An emotional retracing of his father’s wartime journey in Crete has left Raglan resident Graham Hubert with a deep appreciation of what it meant to be an Anzac on the other side of the world.

He and wife Barbara’s recent overseas trip also took in the Middle East and the Mediterranean, but it is the reception they got as New Zealanders in the Grecian island that left the most indelible impression. “The Crete people just love Kiwis,” says Graham.

No sooner had the couple arrived in Souda Bay — a big deep-water harbour where 70-odd years ago Graham’s father Harry had first set foot on Cretan soil as sergeant of the 2 1 Battalion — than they were struck by an “absolutely beautiful” Anzac memorial not unlike that of Gallipoli in Turkey which, says Graham, people still flock to two generations on.

The 2 1 Battalion had been deployed to Crete’s Maleme airport because, explains Graham, Hitler deployed paratroopers in huge numbers to take the airfield. From the airport the battalion was told to withdraw 10 kilometres further on to the small village of Galatos.

“My father retreated to this place seriously injured with shrapnel wounds in his liver,” says Graham. And he says Harry always spoke highly of the Cretans because they looked after the Anzacs — dressing their wounds, washing their clothes and providing them with food, all after dark so as not to attract the attention of the German paratroopers.

When Graham and Barbara got to Galatos in their rental car they were directed to the local coffee shop and saw for themselves just how significant the Anzacs, especially the Kiwis, were to the town’s history.

“The whole shop was like a museum,” says Graham, with poppies and photos of Kiwis, smiling, under the olive trees. It was then, Graham says, he realised how important the Anzacs had been. He added a few of the 20 poppies he’d brought with him to the shop’s collection. Others he’d left at Gallipoli in Anzac Cove and the rest at Souda Bay and Maleme.

Graham’s daughter had also done a similar trip some years earlier when Harry was still alive. His father would’ve liked to make the trip himself, says Graham, but his mother wasn’t keen.

It was actually not until after Harry’s death five years ago that the family found all his war medals wrapped up in greaseproof paper.
“He never wore them, he was not proud of it (his war effort), though he did what he had to do — for the Commonwealth,” says Graham.

Graham’s found his own personal pilgrimage very emotional, he adds. Being there “it really hits you”, he says.

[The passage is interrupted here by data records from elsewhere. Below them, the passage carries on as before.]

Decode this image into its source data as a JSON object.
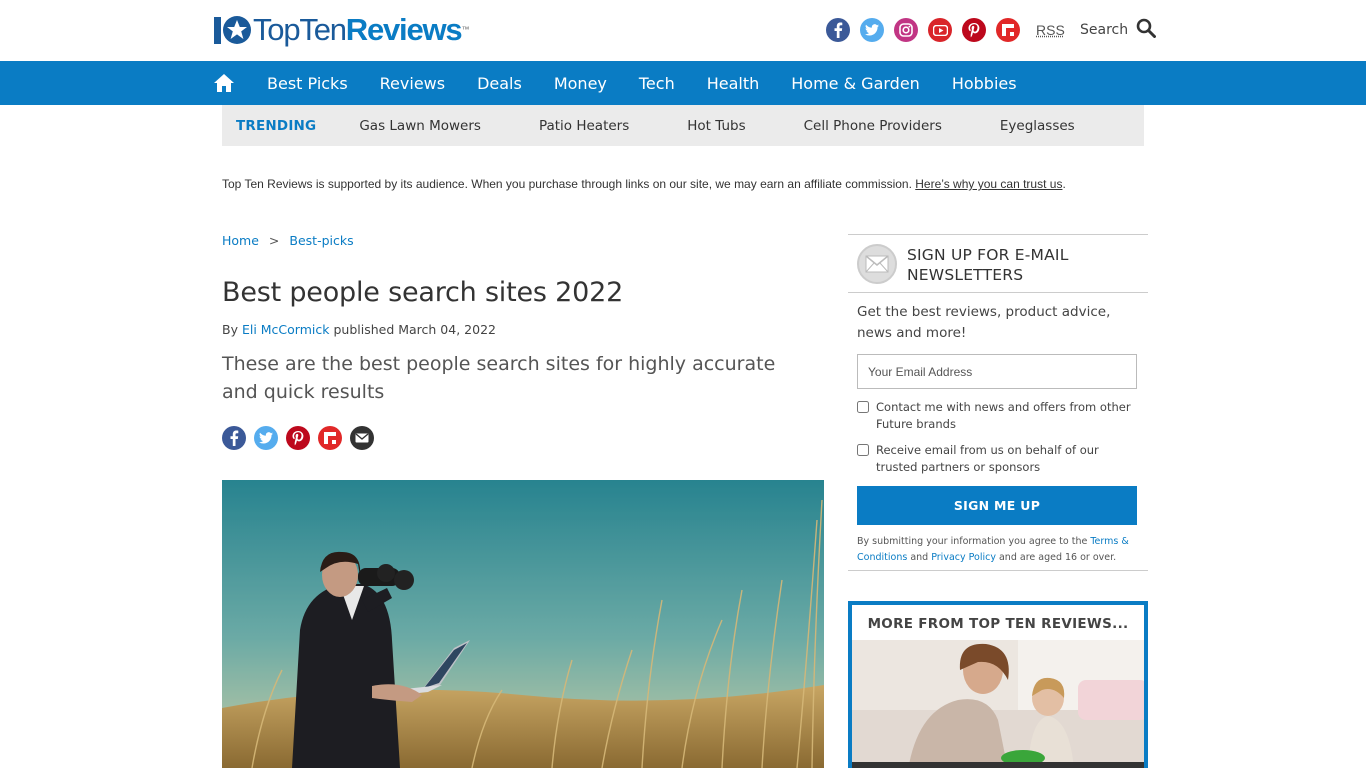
{
  "header": {
    "logo": {
      "mark": "10",
      "top": "Top",
      "ten": "Ten",
      "reviews": "Reviews",
      "tm": "™"
    },
    "socials": [
      {
        "name": "facebook-icon",
        "color": "#3b5998"
      },
      {
        "name": "twitter-icon",
        "color": "#55acee"
      },
      {
        "name": "instagram-icon",
        "color": "#c13584"
      },
      {
        "name": "youtube-icon",
        "color": "#d9252a"
      },
      {
        "name": "pinterest-icon",
        "color": "#bd081c"
      },
      {
        "name": "flipboard-icon",
        "color": "#e12828"
      }
    ],
    "rss_label": "RSS",
    "search_label": "Search"
  },
  "nav": {
    "items": [
      "Best Picks",
      "Reviews",
      "Deals",
      "Money",
      "Tech",
      "Health",
      "Home & Garden",
      "Hobbies"
    ]
  },
  "trending": {
    "label": "TRENDING",
    "items": [
      "Gas Lawn Mowers",
      "Patio Heaters",
      "Hot Tubs",
      "Cell Phone Providers",
      "Eyeglasses"
    ]
  },
  "affiliate": {
    "text": "Top Ten Reviews is supported by its audience. When you purchase through links on our site, we may earn an affiliate commission. ",
    "link": "Here’s why you can trust us",
    "end": "."
  },
  "article": {
    "breadcrumb": [
      "Home",
      "Best-picks"
    ],
    "breadcrumb_sep": ">",
    "title": "Best people search sites 2022",
    "by": "By ",
    "author": "Eli McCormick",
    "published": " published March 04, 2022",
    "strapline": "These are the best people search sites for highly accurate and quick results"
  },
  "newsletter": {
    "title": "SIGN UP FOR E-MAIL NEWSLETTERS",
    "description": "Get the best reviews, product advice, news and more!",
    "email_placeholder": "Your Email Address",
    "check1": "Contact me with news and offers from other Future brands",
    "check2": "Receive email from us on behalf of our trusted partners or sponsors",
    "button": "SIGN ME UP",
    "legal_1": "By submitting your information you agree to the ",
    "legal_terms": "Terms & Conditions",
    "legal_2": " and ",
    "legal_privacy": "Privacy Policy",
    "legal_3": " and are aged 16 or over."
  },
  "more": {
    "title": "MORE FROM TOP TEN REVIEWS..."
  },
  "colors": {
    "brand_blue": "#0a7cc4",
    "trending_bg": "#ebebeb"
  }
}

From Galatos the battalion had walked and trucked through the White Mountains to the other side of the island of Crete, says Graham, and was evacuated to Egypt where his father was hospitalised for a time before fighting in the Battle of El Alamein.

After leaving Crete the Raglan couple experienced three other of the Greek Islands — the romantic part of the trip, says Barbara — of which Santorini was “heaven”.

Other highlights included an early morning hot air balloon trip over Cappadocia in Turkey where they floated above what’s known as the land of the fairy chimneys because of its “amazing” rock formations.

They explored the caves of Petra in Jordan where people once lived. And Graham got to float in the Dead Sea in Israel while Barbara was busy taking photographs for the Chronicle.

In Egypt “everything was a highlight”, they say, from the Great temple of Abu Simbel, to the hundreds of pyramids, to their own camel-riding experience. “I’m glad I did it,” says Barbara, “but it was a funny sensation.”

As Graham says, the camels walk with an “unusual gait” which makes for a somewhat unusual motion. And they grunt and groan. Also, adds Graham of his own learning curve, he never knew until then that the camels in Egypt have one hump while those in Turkey have two.

Travelling on through Israel the couple found the country’s culture, religion and politics very interesting.

Both are now happy to be back in Raglan with the green grass and the chorus of birdsong that greets them each morning.

Edith Symes